Related Topics

Diabetes

Kidney Transplants Safe When Donors Had Hepatitis C

HealthDay News
by -- Robert Preidt
Updated: Sep 12th 2019

new article illustration

THURSDAY, Sept. 12, 2019 (HealthDay News) -- Kidneys from donors with the hepatitis C virus (HCV) are routinely used in kidney transplants in the United States and function well in the first year after transplantation, a new study says.

The findings provide reassurance that the use of HCV-infected kidneys for transplantation is safe and effective, said Dr. Vishnu Potluri and Dr. Peter Reese of the University of Pennsylvania, and their colleagues.

The researchers analyzed 2015-2019 data on the use of hepatitis C-infected kidneys for transplants in the United States. They found a substantial increase in their use nationwide.
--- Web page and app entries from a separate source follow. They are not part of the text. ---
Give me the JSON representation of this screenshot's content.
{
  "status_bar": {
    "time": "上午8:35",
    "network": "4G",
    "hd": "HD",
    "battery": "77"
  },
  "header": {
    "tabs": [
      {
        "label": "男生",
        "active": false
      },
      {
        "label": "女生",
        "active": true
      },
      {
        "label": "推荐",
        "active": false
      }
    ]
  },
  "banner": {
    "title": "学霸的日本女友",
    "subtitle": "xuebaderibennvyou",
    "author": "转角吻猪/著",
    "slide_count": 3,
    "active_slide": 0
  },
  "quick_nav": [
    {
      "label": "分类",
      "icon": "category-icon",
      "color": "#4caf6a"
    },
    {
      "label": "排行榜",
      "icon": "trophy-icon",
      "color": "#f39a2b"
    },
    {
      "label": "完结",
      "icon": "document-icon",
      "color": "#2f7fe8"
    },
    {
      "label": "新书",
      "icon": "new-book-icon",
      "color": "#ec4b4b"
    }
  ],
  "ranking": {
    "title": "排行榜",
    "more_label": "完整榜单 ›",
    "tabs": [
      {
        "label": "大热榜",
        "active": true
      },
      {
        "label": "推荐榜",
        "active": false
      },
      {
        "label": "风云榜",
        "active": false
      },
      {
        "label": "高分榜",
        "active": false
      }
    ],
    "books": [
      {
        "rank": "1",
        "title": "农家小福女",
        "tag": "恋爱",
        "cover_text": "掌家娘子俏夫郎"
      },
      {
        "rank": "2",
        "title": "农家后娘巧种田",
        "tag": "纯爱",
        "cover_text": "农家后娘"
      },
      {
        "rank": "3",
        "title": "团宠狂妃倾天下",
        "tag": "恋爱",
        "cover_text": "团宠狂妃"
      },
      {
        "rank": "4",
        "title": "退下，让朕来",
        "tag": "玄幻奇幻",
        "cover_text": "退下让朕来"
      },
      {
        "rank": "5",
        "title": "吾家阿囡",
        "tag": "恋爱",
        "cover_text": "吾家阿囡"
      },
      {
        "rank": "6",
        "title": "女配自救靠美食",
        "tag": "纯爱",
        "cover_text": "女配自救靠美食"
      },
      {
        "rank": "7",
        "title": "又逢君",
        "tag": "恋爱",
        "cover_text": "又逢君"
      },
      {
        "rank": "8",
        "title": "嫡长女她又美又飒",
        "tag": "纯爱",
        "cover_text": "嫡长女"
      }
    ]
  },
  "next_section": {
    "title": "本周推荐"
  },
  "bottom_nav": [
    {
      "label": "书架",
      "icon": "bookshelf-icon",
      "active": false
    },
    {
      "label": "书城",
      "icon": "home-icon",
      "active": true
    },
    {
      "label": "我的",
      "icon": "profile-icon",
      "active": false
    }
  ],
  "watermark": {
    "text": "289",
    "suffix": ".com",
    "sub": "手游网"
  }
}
They also found that until September 2018, most HCV-infected kidneys were transplanted into patients who already had HCV. But since that time, the majority of HCV-infected kidneys were transplanted into patients who did not have HCV.

The study results are in the Sept. 12 Journal of the American Society of Nephrology.

"Our study showed that transplants with HCV-infected kidneys are now routinely performed at many centers, and they are functioning well at one year after transplant," Reese said in a journal news release.

Before 2015, many kidneys from donors with HCV were not used, but that changed due to research showing that these kidneys can be successfully transplanted and that the HCV infection can be treated with antiviral medications after transplantation.

This study offers strong evidence that HCV-infected kidneys are a valuable resource for transplantation and that steps should be taken to reduce refusal of these organs, the authors said.

They also noted that it may become harder for patients with HCV infection who need a kidney transplant to get access to HCV-infected kidneys.

"These findings represent a small, but important victory, in the effort to make every organ donation count," said Potluri.

More than 2 million adults in the United States have hepatitis C infection. The opioid epidemic has led to a large increase in the number of young organ donors with HCV, the researchers noted.

More information

The National Kidney Foundation has more on kidney transplant.